We're a small group for now, at least until we get a feel for it. Eight of us expressed interest, and six attended the first gathering. The idea is that we'll get together every 6-8 weeks, and each of us will bring a dish from the book we selected at the previous meeting. Since this was our first meeting, I brought along a dozen or so cookbooks for us to peruse. Everyone brought a dish, loosely organized via email so we would have variety.
Plenty and Plenty More by Yotam Ottolenghi generated a lot of oohs and ahs. Rene and I have both owned Plenty since its release in 2011, so we are familiar with its vibrant vegetarian flavors and colors. Rene contributed a beautiful and delicious tart from Plenty More, which looked just like its picture in the book. The cauliflower inside was magically firm yet tender, easily cut with a fork but holding its shape.
Judy, our hostess, made a rustic and tasty beef daube, using a recipe from Dorie Greenspan's Around My French Table. Served in a cast iron dutch oven, it was the definition of warmth on a cold, drizzly fall night.
Colleen and I are both addicted to The Great British Baking Show, and we were both inspired to try our hands at pâte à choux. Colleen opted for gougères with cheese and herbs (using a recipe from an old index card - the best kind!), and the results were lighter than air and quickly devoured. They made a perfect compliment to Jessica's cream of broccoli soup (which I failed to photograph. Sorry. Picture a lovely bright green soup, bursting with broccoli flavor).
I chose the sweet route for my pate a choux, mostly following the éclair recipe in Tom Douglas's Dahlia Bakery Cookbook (a personal favorite). I wanted to try something different, so I filled half of the pastries with chai-infused pastry cream and dipped them in a lemon-honey glaze. The other half I filled with the traditional vanilla pastry cream and covered with chocolate glaze. I'm cheating a bit with the picture - I'd made bite-sized versions, seen below, the night before for a different dinner party. Then I re-crisped and filled the remaining baseball-sized shells the next day. I tried to reheat the leftover chocolate glaze, and it was a broken disaster. Then I thought I'd melt some chocolate with cream for a quick glaze, but I seized the chocolate. Disaster #2, but eventually edible. They weren't pretty, but they were delicious!
Colleen also brought a salad, and she managed to put all of my favorite things in it: dried cherries, arugula, toasted pine nuts, and apples. I don't know what she put in the vinaigrette, but it was just right.
Last but certainly not least, Nicole brought a stunning baked ratatouille. Layers of paper-thin sliced eggplant and zucchini nestled in a light tomato sauce with red bell peppers, served warm with a dollop of goat cheese and a rustic loaf of bread. When I saw the "before" picture of her dish on Facebook before our gathering, I knew this cookbook club was an excellent idea.

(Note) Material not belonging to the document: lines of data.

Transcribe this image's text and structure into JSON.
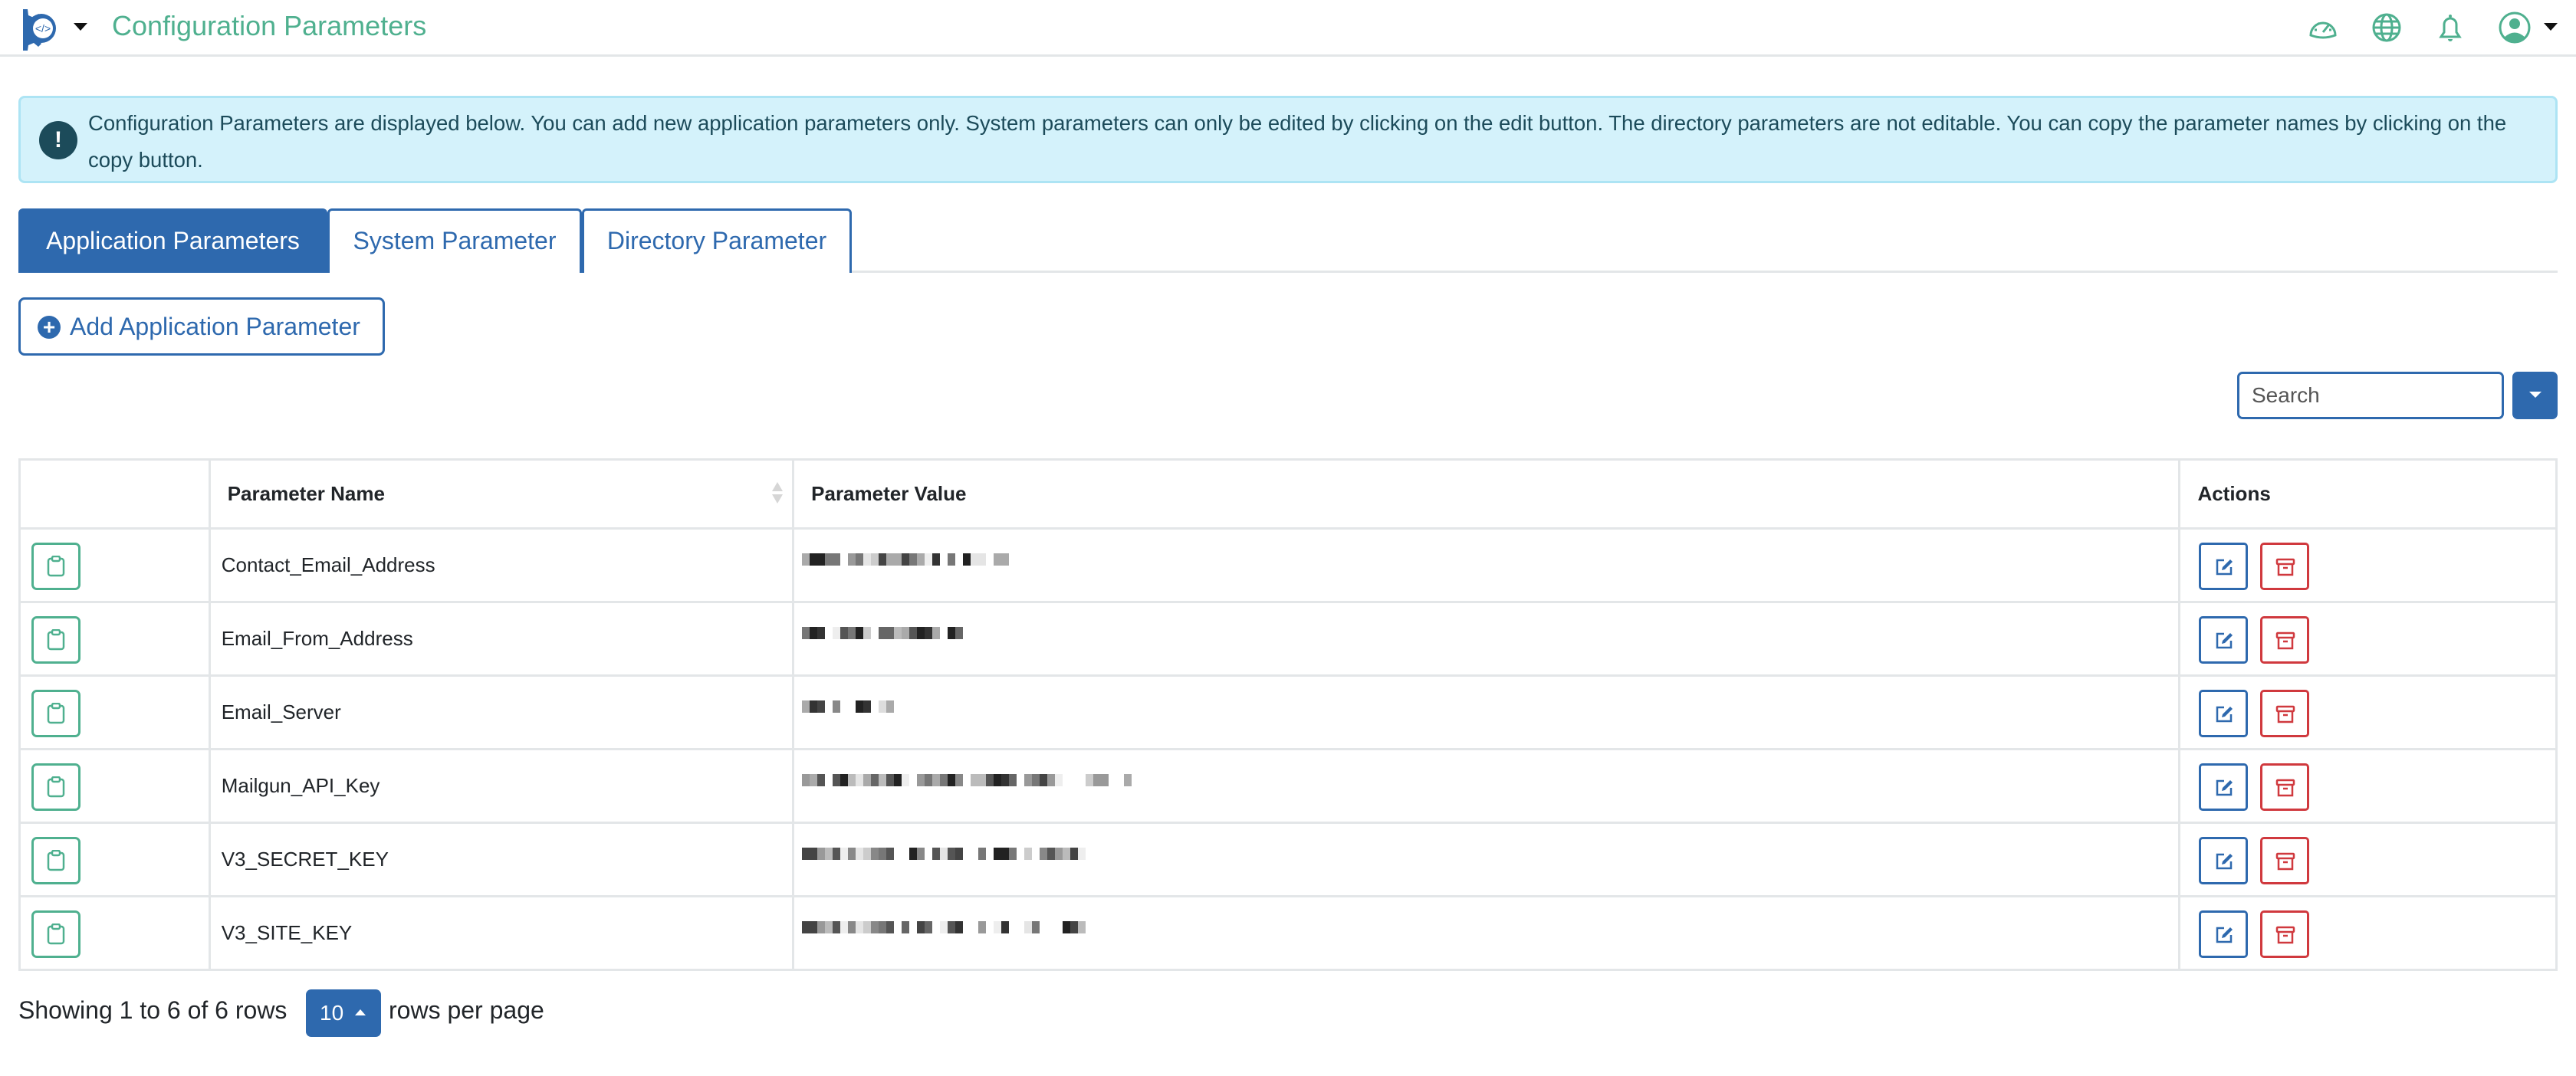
{
  "header": {
    "title": "Configuration Parameters",
    "icons": [
      "dashboard-gauge-icon",
      "globe-icon",
      "bell-icon",
      "user-avatar-icon"
    ],
    "accent_color": "#4fb08f"
  },
  "alert": {
    "icon": "exclamation-icon",
    "icon_glyph": "!",
    "text": "Configuration Parameters are displayed below. You can add new application parameters only. System parameters can only be edited by clicking on the edit button. The directory parameters are not editable. You can copy the parameter names by clicking on the copy button."
  },
  "tabs": [
    {
      "label": "Application Parameters",
      "active": true
    },
    {
      "label": "System Parameter",
      "active": false
    },
    {
      "label": "Directory Parameter",
      "active": false
    }
  ],
  "toolbar": {
    "add_label": "Add Application Parameter",
    "search_placeholder": "Search",
    "search_value": ""
  },
  "table": {
    "columns": [
      "",
      "Parameter Name",
      "Parameter Value",
      "Actions"
    ],
    "rows": [
      {
        "name": "Contact_Email_Address",
        "value": "[redacted]",
        "mask": [
          "#aaa",
          "#222",
          "#222",
          "#777",
          "#777",
          "",
          "#999",
          "#777",
          "#e5e5e5",
          "#ccc",
          "#444",
          "#aaa",
          "#aaa",
          "#444",
          "#777",
          "#aaa",
          "#eee",
          "#333",
          "",
          "#777",
          "",
          "#222",
          "#e5e5e5",
          "#e5e5e5",
          "",
          "#aaa",
          "#aaa"
        ]
      },
      {
        "name": "Email_From_Address",
        "value": "[redacted]",
        "mask": [
          "#777",
          "#222",
          "#333",
          "",
          "#eee",
          "#555",
          "#777",
          "#222",
          "#ccc",
          "",
          "#666",
          "#666",
          "#bbb",
          "#aaa",
          "#555",
          "#222",
          "#333",
          "#aaa",
          "",
          "#222",
          "#666"
        ]
      },
      {
        "name": "Email_Server",
        "value": "[redacted]",
        "mask": [
          "#aaa",
          "#333",
          "#444",
          "",
          "#888",
          "",
          "",
          "#222",
          "#333",
          "",
          "#ddd",
          "#aaa"
        ]
      },
      {
        "name": "Mailgun_API_Key",
        "value": "[redacted]",
        "mask": [
          "#999",
          "#aaa",
          "#555",
          "",
          "#555",
          "#222",
          "#bbb",
          "#e5e5e5",
          "#aaa",
          "#666",
          "#bbb",
          "#555",
          "#222",
          "#eee",
          "",
          "#999",
          "#777",
          "#aaa",
          "#777",
          "#222",
          "#888",
          "",
          "#bbb",
          "#bbb",
          "#555",
          "#222",
          "#333",
          "#666",
          "",
          "#999",
          "#777",
          "#444",
          "#999",
          "#eee",
          "",
          "",
          "",
          "#ccc",
          "#999",
          "#999",
          "",
          "",
          "#aaa"
        ]
      },
      {
        "name": "V3_SECRET_KEY",
        "value": "[redacted]",
        "mask": [
          "#444",
          "#444",
          "#999",
          "#bbb",
          "#555",
          "#eee",
          "#888",
          "#e5e5e5",
          "#ccc",
          "#888",
          "#777",
          "#555",
          "",
          "",
          "#222",
          "#888",
          "",
          "#555",
          "#e5e5e5",
          "#555",
          "#444",
          "",
          "",
          "#777",
          "",
          "#222",
          "#222",
          "#777",
          "",
          "#ccc",
          "",
          "#888",
          "#555",
          "#999",
          "#bbb",
          "#444",
          "#eee"
        ]
      },
      {
        "name": "V3_SITE_KEY",
        "value": "[redacted]",
        "mask": [
          "#444",
          "#444",
          "#999",
          "#bbb",
          "#555",
          "#eee",
          "#888",
          "#e5e5e5",
          "#ccc",
          "#888",
          "#777",
          "#555",
          "",
          "#666",
          "",
          "#444",
          "#666",
          "",
          "#eee",
          "#555",
          "#333",
          "",
          "",
          "#999",
          "",
          "#eee",
          "#333",
          "",
          "",
          "#e5e5e5",
          "#777",
          "",
          "",
          "",
          "#222",
          "#444",
          "#bbb"
        ]
      }
    ],
    "row_actions": {
      "copy": "clipboard-icon",
      "edit": "edit-icon",
      "delete": "archive-icon"
    }
  },
  "pagination": {
    "showing_text": "Showing 1 to 6 of 6 rows",
    "page_size": "10",
    "suffix_text": "rows per page"
  }
}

The evening was deemed a success, with plenty of wine and conversation flowing, and we selected a book for our January meeting: Lucky Peach Presents 101 Easy Asian Recipes. There was some debate, but we decided to save Tacos: Recipes and Provocations for a summer evening when tomatoes, chiles, and margaritas are in season. Soups and noodles just seemed more seasonally appropriate. I can hardly wait! Oh, right. We forgot to set a date...